▶ _Extracted records_:

=== Section Start ===

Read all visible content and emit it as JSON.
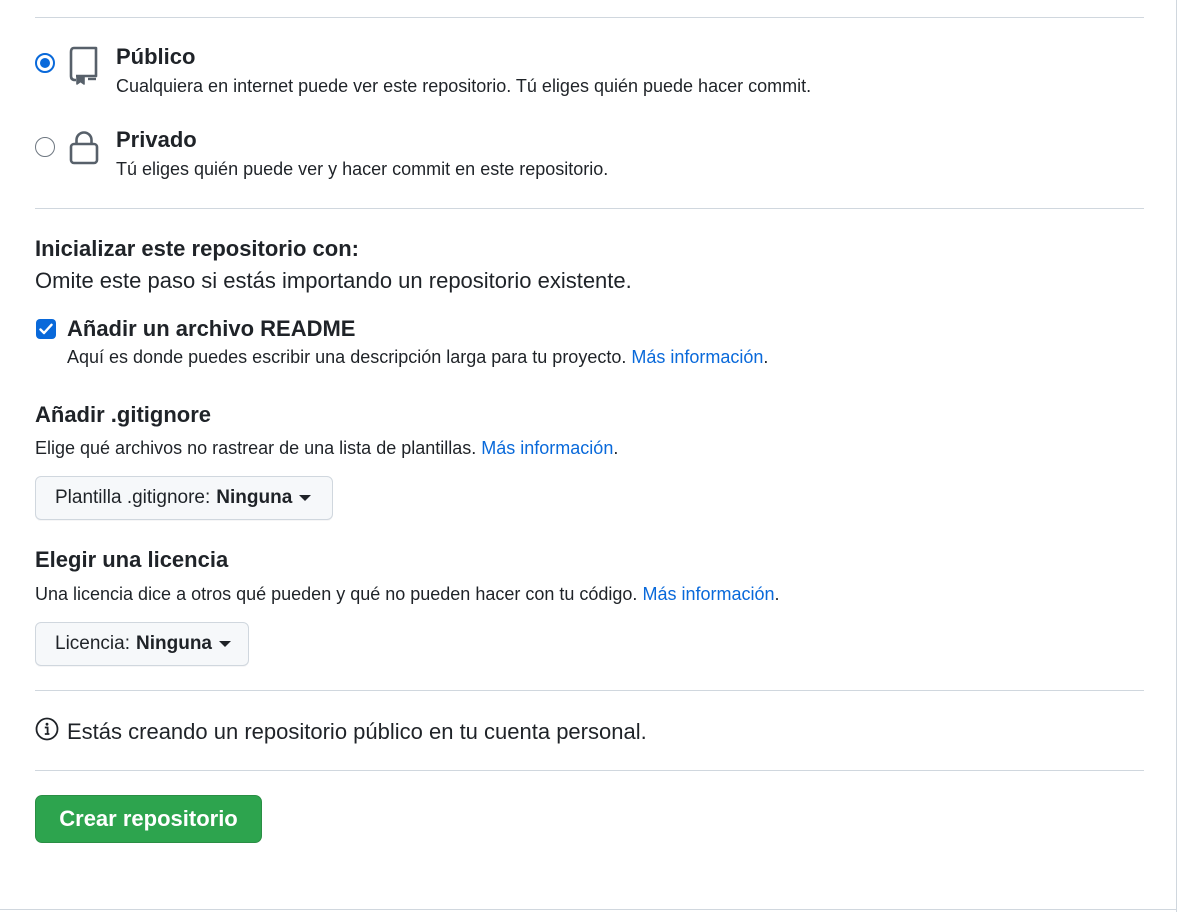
{
  "visibility": {
    "public": {
      "title": "Público",
      "description": "Cualquiera en internet puede ver este repositorio. Tú eliges quién puede hacer commit.",
      "selected": true
    },
    "private": {
      "title": "Privado",
      "description": "Tú eliges quién puede ver y hacer commit en este repositorio.",
      "selected": false
    }
  },
  "initialize": {
    "title": "Inicializar este repositorio con:",
    "note": "Omite este paso si estás importando un repositorio existente.",
    "readme": {
      "label": "Añadir un archivo README",
      "checked": true,
      "description": "Aquí es donde puedes escribir una descripción larga para tu proyecto.",
      "link": "Más información",
      "link_suffix": "."
    }
  },
  "gitignore": {
    "title": "Añadir .gitignore",
    "description": "Elige qué archivos no rastrear de una lista de plantillas.",
    "link": "Más información",
    "link_suffix": ".",
    "dropdown_label": "Plantilla .gitignore:",
    "dropdown_value": "Ninguna"
  },
  "license": {
    "title": "Elegir una licencia",
    "description": "Una licencia dice a otros qué pueden y qué no pueden hacer con tu código.",
    "link": "Más información",
    "link_suffix": ".",
    "dropdown_label": "Licencia:",
    "dropdown_value": "Ninguna"
  },
  "info": {
    "text": "Estás creando un repositorio público en tu cuenta personal.",
    "icon": "info-icon"
  },
  "submit": {
    "label": "Crear repositorio"
  },
  "colors": {
    "accent": "#0969da",
    "primary_button": "#2da44e",
    "border": "#d0d7de",
    "text": "#1f2328"
  }
}
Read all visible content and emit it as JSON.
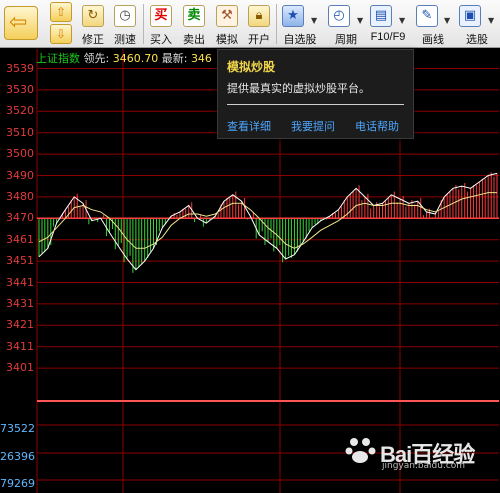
{
  "toolbar": {
    "buttons": [
      {
        "label": "修正"
      },
      {
        "label": "测速"
      },
      {
        "label": "买入"
      },
      {
        "label": "卖出"
      },
      {
        "label": "模拟"
      },
      {
        "label": "开户"
      },
      {
        "label": "自选股"
      },
      {
        "label": "周期"
      },
      {
        "label": "F10/F9"
      },
      {
        "label": "画线"
      },
      {
        "label": "选股"
      }
    ]
  },
  "header": {
    "index_name": "上证指数",
    "leader_label": "领先:",
    "leader_value": "3460.70",
    "latest_label": "最新:",
    "latest_value": "346"
  },
  "popup": {
    "title": "模拟炒股",
    "description": "提供最真实的虚拟炒股平台。",
    "links": [
      "查看详细",
      "我要提问",
      "电话帮助"
    ]
  },
  "chart_data": {
    "type": "line",
    "y_ticks": [
      "3539",
      "3530",
      "3520",
      "3510",
      "3500",
      "3490",
      "3480",
      "3470",
      "3461",
      "3451",
      "3441",
      "3431",
      "3421",
      "3411",
      "3401"
    ],
    "volume_ticks": [
      "73522",
      "26396",
      "79269"
    ],
    "base_price": 3470,
    "ylim": [
      3401,
      3539
    ],
    "series": [
      {
        "values": [
          3453,
          3457,
          3468,
          3474,
          3480,
          3477,
          3469,
          3470,
          3464,
          3458,
          3452,
          3447,
          3451,
          3457,
          3466,
          3471,
          3473,
          3476,
          3470,
          3468,
          3471,
          3478,
          3481,
          3478,
          3471,
          3463,
          3460,
          3457,
          3452,
          3454,
          3460,
          3466,
          3469,
          3471,
          3474,
          3480,
          3484,
          3480,
          3476,
          3477,
          3481,
          3479,
          3477,
          3478,
          3473,
          3472,
          3480,
          3484,
          3485,
          3484,
          3487,
          3490,
          3491
        ]
      },
      {
        "values": [
          3460,
          3462,
          3466,
          3470,
          3475,
          3476,
          3474,
          3473,
          3470,
          3466,
          3461,
          3457,
          3457,
          3459,
          3462,
          3467,
          3470,
          3472,
          3472,
          3471,
          3472,
          3475,
          3477,
          3477,
          3474,
          3470,
          3466,
          3463,
          3459,
          3457,
          3459,
          3462,
          3465,
          3467,
          3469,
          3472,
          3476,
          3477,
          3476,
          3476,
          3477,
          3477,
          3476,
          3476,
          3474,
          3473,
          3475,
          3477,
          3479,
          3480,
          3481,
          3482,
          3482
        ]
      }
    ]
  },
  "watermark": {
    "text": "Bai百经验",
    "url": "jingyan.baidu.com"
  },
  "colors": {
    "up": "#ff3b3b",
    "down": "#39d639",
    "grid": "#8b0000",
    "price_line": "#ffffff",
    "avg_line": "#f0e68c"
  }
}
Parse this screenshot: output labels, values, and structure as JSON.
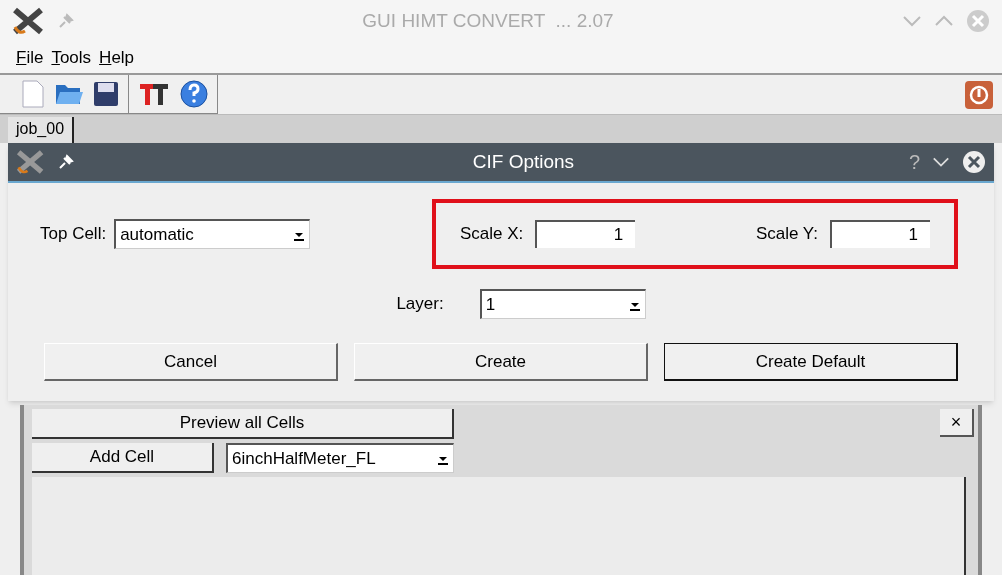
{
  "window": {
    "title": "GUI HIMT CONVERT  ... 2.07"
  },
  "menu": [
    "File",
    "Tools",
    "Help"
  ],
  "tabs": [
    {
      "label": "job_00",
      "selected": true
    }
  ],
  "dialog": {
    "title": "CIF Options",
    "help": "?",
    "top_cell": {
      "label": "Top Cell:",
      "value": "automatic"
    },
    "scale_x": {
      "label": "Scale X:",
      "value": "1"
    },
    "scale_y": {
      "label": "Scale Y:",
      "value": "1"
    },
    "layer": {
      "label": "Layer:",
      "value": "1"
    },
    "buttons": [
      {
        "label": "Cancel",
        "selected": false
      },
      {
        "label": "Create",
        "selected": false
      },
      {
        "label": "Create Default",
        "selected": true
      }
    ]
  },
  "panel": {
    "preview_button": "Preview all Cells",
    "add_button": "Add Cell",
    "cell_select": "6inchHalfMeter_FL",
    "close": "×"
  }
}
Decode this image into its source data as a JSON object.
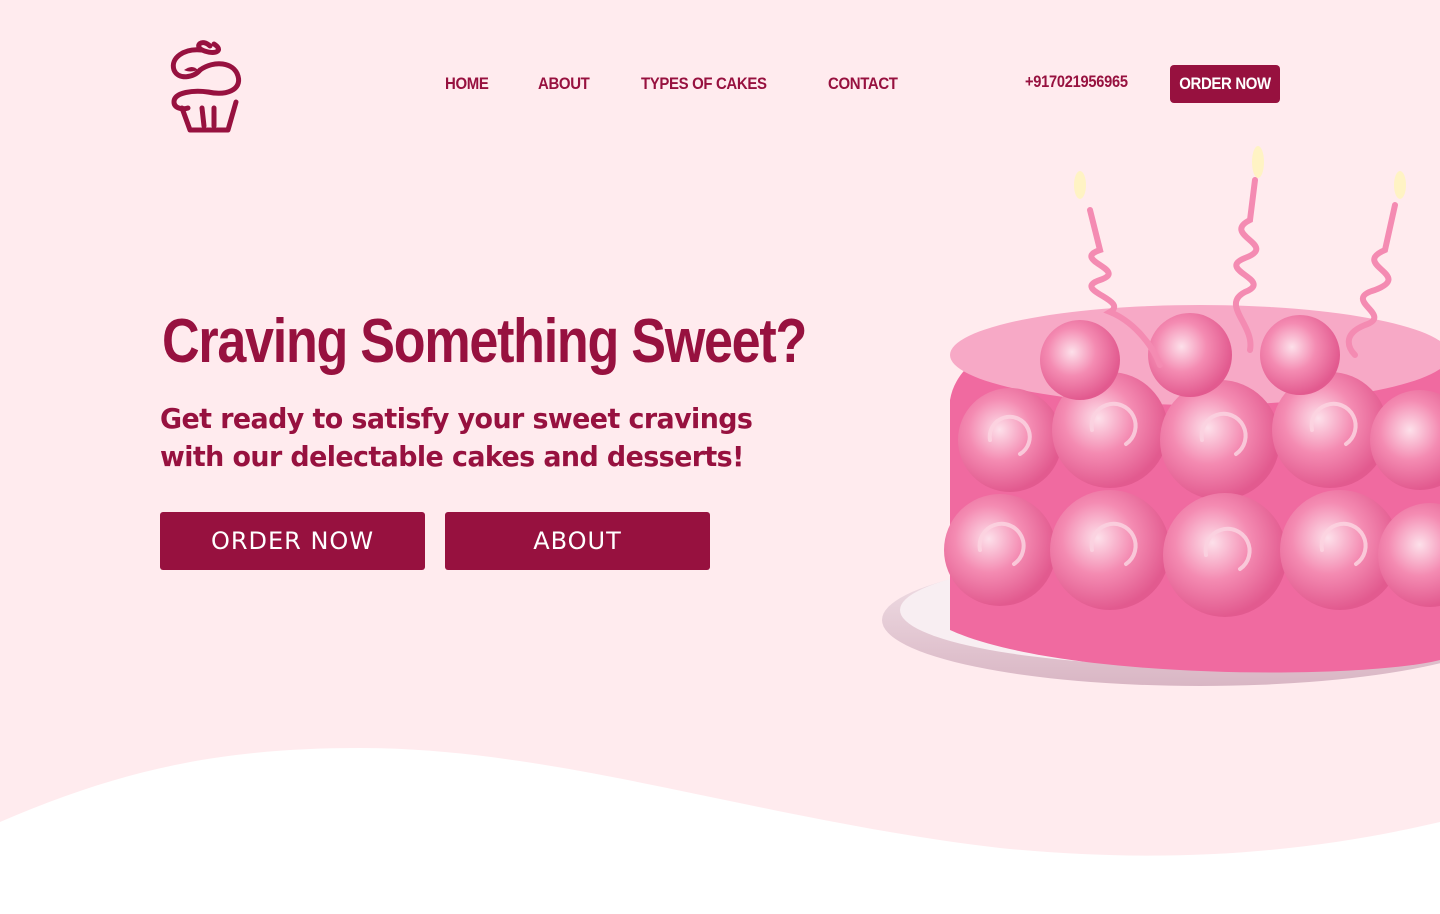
{
  "brand": {
    "logo_icon": "cupcake-icon",
    "color": "#97113f"
  },
  "nav": {
    "items": [
      {
        "label": "HOME"
      },
      {
        "label": "ABOUT"
      },
      {
        "label": "TYPES OF CAKES"
      },
      {
        "label": "CONTACT"
      }
    ],
    "phone": "+917021956965",
    "order_label": "ORDER NOW"
  },
  "hero": {
    "headline": "Craving Something Sweet?",
    "subtitle_line1": "Get ready to satisfy your sweet cravings",
    "subtitle_line2": "with our delectable cakes and desserts!",
    "order_label": "ORDER NOW",
    "about_label": "ABOUT",
    "image": "pink-rose-cake-with-candles"
  },
  "colors": {
    "background": "#ffebee",
    "accent": "#97113f",
    "white": "#ffffff"
  }
}
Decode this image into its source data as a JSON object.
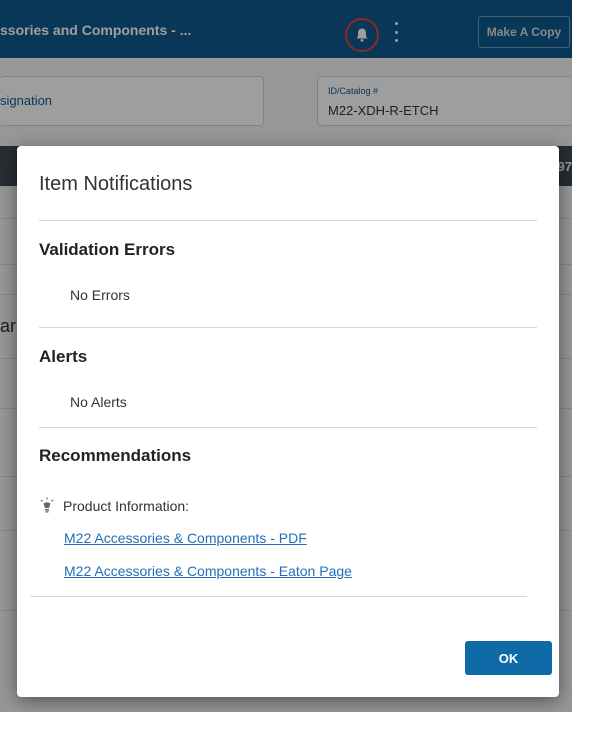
{
  "header": {
    "title": "ssories and Components - ...",
    "make_copy_label": "Make A Copy",
    "icons": [
      "bell-icon",
      "kebab-menu-icon"
    ]
  },
  "form": {
    "designation_text": "signation",
    "catalog_label": "ID/Catalog #",
    "catalog_value": "M22-XDH-R-ETCH"
  },
  "background": {
    "darkbar_fragment": "97",
    "side_fragment": "ar"
  },
  "modal": {
    "title": "Item Notifications",
    "validation": {
      "heading": "Validation Errors",
      "text": "No Errors"
    },
    "alerts": {
      "heading": "Alerts",
      "text": "No Alerts"
    },
    "recommendations": {
      "heading": "Recommendations",
      "icon": "lightbulb-icon",
      "label": "Product Information:",
      "links": [
        "M22 Accessories & Components - PDF",
        "M22 Accessories & Components - Eaton Page"
      ]
    },
    "ok_label": "OK",
    "colors": {
      "accent": "#0f6aa8",
      "link": "#1f6fb8",
      "header": "#0f5a8f",
      "highlight_ring": "#e0443a"
    }
  }
}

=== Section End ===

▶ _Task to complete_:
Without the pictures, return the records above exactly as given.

▶ _Solved problem_:
Read all visible content and emit it as JSON.
{
  "visibility": {
    "public": {
      "title": "Público",
      "description": "Cualquiera en internet puede ver este repositorio. Tú eliges quién puede hacer commit.",
      "selected": true
    },
    "private": {
      "title": "Privado",
      "description": "Tú eliges quién puede ver y hacer commit en este repositorio.",
      "selected": false
    }
  },
  "initialize": {
    "title": "Inicializar este repositorio con:",
    "note": "Omite este paso si estás importando un repositorio existente.",
    "readme": {
      "label": "Añadir un archivo README",
      "checked": true,
      "description": "Aquí es donde puedes escribir una descripción larga para tu proyecto.",
      "link": "Más información",
      "link_suffix": "."
    }
  },
  "gitignore": {
    "title": "Añadir .gitignore",
    "description": "Elige qué archivos no rastrear de una lista de plantillas.",
    "link": "Más información",
    "link_suffix": ".",
    "dropdown_label": "Plantilla .gitignore:",
    "dropdown_value": "Ninguna"
  },
  "license": {
    "title": "Elegir una licencia",
    "description": "Una licencia dice a otros qué pueden y qué no pueden hacer con tu código.",
    "link": "Más información",
    "link_suffix": ".",
    "dropdown_label": "Licencia:",
    "dropdown_value": "Ninguna"
  },
  "info": {
    "text": "Estás creando un repositorio público en tu cuenta personal.",
    "icon": "info-icon"
  },
  "submit": {
    "label": "Crear repositorio"
  },
  "colors": {
    "accent": "#0969da",
    "primary_button": "#2da44e",
    "border": "#d0d7de",
    "text": "#1f2328"
  }
}
Read all visible content and emit it as JSON.
{
  "toolbar": {
    "buttons": [
      {
        "label": "修正"
      },
      {
        "label": "测速"
      },
      {
        "label": "买入"
      },
      {
        "label": "卖出"
      },
      {
        "label": "模拟"
      },
      {
        "label": "开户"
      },
      {
        "label": "自选股"
      },
      {
        "label": "周期"
      },
      {
        "label": "F10/F9"
      },
      {
        "label": "画线"
      },
      {
        "label": "选股"
      }
    ]
  },
  "header": {
    "index_name": "上证指数",
    "leader_label": "领先:",
    "leader_value": "3460.70",
    "latest_label": "最新:",
    "latest_value": "346"
  },
  "popup": {
    "title": "模拟炒股",
    "description": "提供最真实的虚拟炒股平台。",
    "links": [
      "查看详细",
      "我要提问",
      "电话帮助"
    ]
  },
  "chart_data": {
    "type": "line",
    "y_ticks": [
      "3539",
      "3530",
      "3520",
      "3510",
      "3500",
      "3490",
      "3480",
      "3470",
      "3461",
      "3451",
      "3441",
      "3431",
      "3421",
      "3411",
      "3401"
    ],
    "volume_ticks": [
      "73522",
      "26396",
      "79269"
    ],
    "base_price": 3470,
    "ylim": [
      3401,
      3539
    ],
    "series": [
      {
        "values": [
          3453,
          3457,
          3468,
          3474,
          3480,
          3477,
          3469,
          3470,
          3464,
          3458,
          3452,
          3447,
          3451,
          3457,
          3466,
          3471,
          3473,
          3476,
          3470,
          3468,
          3471,
          3478,
          3481,
          3478,
          3471,
          3463,
          3460,
          3457,
          3452,
          3454,
          3460,
          3466,
          3469,
          3471,
          3474,
          3480,
          3484,
          3480,
          3476,
          3477,
          3481,
          3479,
          3477,
          3478,
          3473,
          3472,
          3480,
          3484,
          3485,
          3484,
          3487,
          3490,
          3491
        ]
      },
      {
        "values": [
          3460,
          3462,
          3466,
          3470,
          3475,
          3476,
          3474,
          3473,
          3470,
          3466,
          3461,
          3457,
          3457,
          3459,
          3462,
          3467,
          3470,
          3472,
          3472,
          3471,
          3472,
          3475,
          3477,
          3477,
          3474,
          3470,
          3466,
          3463,
          3459,
          3457,
          3459,
          3462,
          3465,
          3467,
          3469,
          3472,
          3476,
          3477,
          3476,
          3476,
          3477,
          3477,
          3476,
          3476,
          3474,
          3473,
          3475,
          3477,
          3479,
          3480,
          3481,
          3482,
          3482
        ]
      }
    ]
  },
  "watermark": {
    "text": "Bai百经验",
    "url": "jingyan.baidu.com"
  },
  "colors": {
    "up": "#ff3b3b",
    "down": "#39d639",
    "grid": "#8b0000",
    "price_line": "#ffffff",
    "avg_line": "#f0e68c"
  }
}
Parse this screenshot: output labels, values, and structure as JSON.
{
  "window": {
    "title": "GUI HIMT CONVERT  ... 2.07"
  },
  "menu": [
    "File",
    "Tools",
    "Help"
  ],
  "tabs": [
    {
      "label": "job_00",
      "selected": true
    }
  ],
  "dialog": {
    "title": "CIF Options",
    "help": "?",
    "top_cell": {
      "label": "Top Cell:",
      "value": "automatic"
    },
    "scale_x": {
      "label": "Scale X:",
      "value": "1"
    },
    "scale_y": {
      "label": "Scale Y:",
      "value": "1"
    },
    "layer": {
      "label": "Layer:",
      "value": "1"
    },
    "buttons": [
      {
        "label": "Cancel",
        "selected": false
      },
      {
        "label": "Create",
        "selected": false
      },
      {
        "label": "Create Default",
        "selected": true
      }
    ]
  },
  "panel": {
    "preview_button": "Preview all Cells",
    "add_button": "Add Cell",
    "cell_select": "6inchHalfMeter_FL",
    "close": "×"
  }
}
Decode this image into its source data as a JSON object.
{
  "brand": {
    "logo_icon": "cupcake-icon",
    "color": "#97113f"
  },
  "nav": {
    "items": [
      {
        "label": "HOME"
      },
      {
        "label": "ABOUT"
      },
      {
        "label": "TYPES OF CAKES"
      },
      {
        "label": "CONTACT"
      }
    ],
    "phone": "+917021956965",
    "order_label": "ORDER NOW"
  },
  "hero": {
    "headline": "Craving Something Sweet?",
    "subtitle_line1": "Get ready to satisfy your sweet cravings",
    "subtitle_line2": "with our delectable cakes and desserts!",
    "order_label": "ORDER NOW",
    "about_label": "ABOUT",
    "image": "pink-rose-cake-with-candles"
  },
  "colors": {
    "background": "#ffebee",
    "accent": "#97113f",
    "white": "#ffffff"
  }
}
Decode this image into its source data as a JSON object.
{
  "header": {
    "title": "ssories and Components - ...",
    "make_copy_label": "Make A Copy",
    "icons": [
      "bell-icon",
      "kebab-menu-icon"
    ]
  },
  "form": {
    "designation_text": "signation",
    "catalog_label": "ID/Catalog #",
    "catalog_value": "M22-XDH-R-ETCH"
  },
  "background": {
    "darkbar_fragment": "97",
    "side_fragment": "ar"
  },
  "modal": {
    "title": "Item Notifications",
    "validation": {
      "heading": "Validation Errors",
      "text": "No Errors"
    },
    "alerts": {
      "heading": "Alerts",
      "text": "No Alerts"
    },
    "recommendations": {
      "heading": "Recommendations",
      "icon": "lightbulb-icon",
      "label": "Product Information:",
      "links": [
        "M22 Accessories & Components - PDF",
        "M22 Accessories & Components - Eaton Page"
      ]
    },
    "ok_label": "OK",
    "colors": {
      "accent": "#0f6aa8",
      "link": "#1f6fb8",
      "header": "#0f5a8f",
      "highlight_ring": "#e0443a"
    }
  }
}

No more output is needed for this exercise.